- TASK INSTRUCTIONS
When you repeat the entries below, keep each word exactly as it is and drop the pictures.

[Data about app and page elements]
·····
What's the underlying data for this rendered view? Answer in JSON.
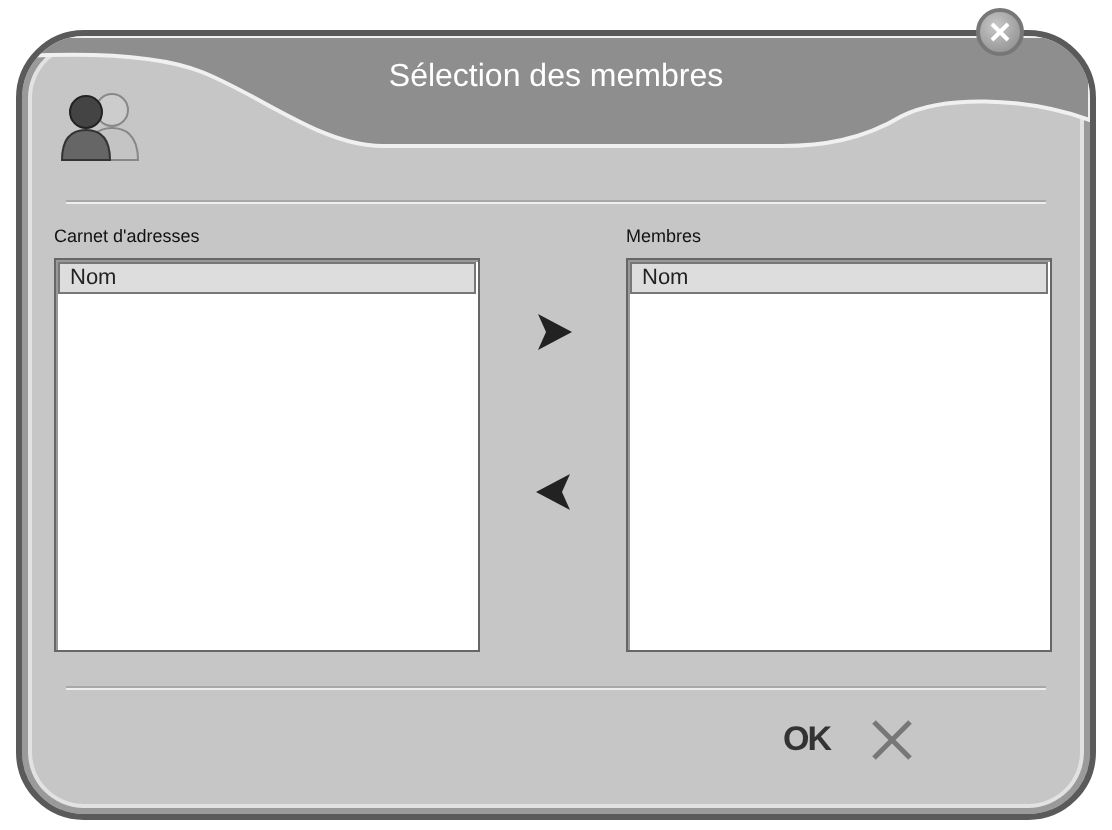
{
  "window": {
    "title": "Sélection des membres"
  },
  "panels": [
    {
      "label": "Carnet d'adresses",
      "columns": [
        "Nom"
      ]
    },
    {
      "label": "Membres",
      "columns": [
        "Nom"
      ]
    }
  ],
  "footer": {
    "ok_label": "OK"
  }
}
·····
- TASK SOLUTION
What's the underlying data for this rendered view? Answer in JSON.
{
  "window": {
    "title": "Sélection des membres"
  },
  "panels": [
    {
      "label": "Carnet d'adresses",
      "columns": [
        "Nom"
      ]
    },
    {
      "label": "Membres",
      "columns": [
        "Nom"
      ]
    }
  ],
  "footer": {
    "ok_label": "OK"
  }
}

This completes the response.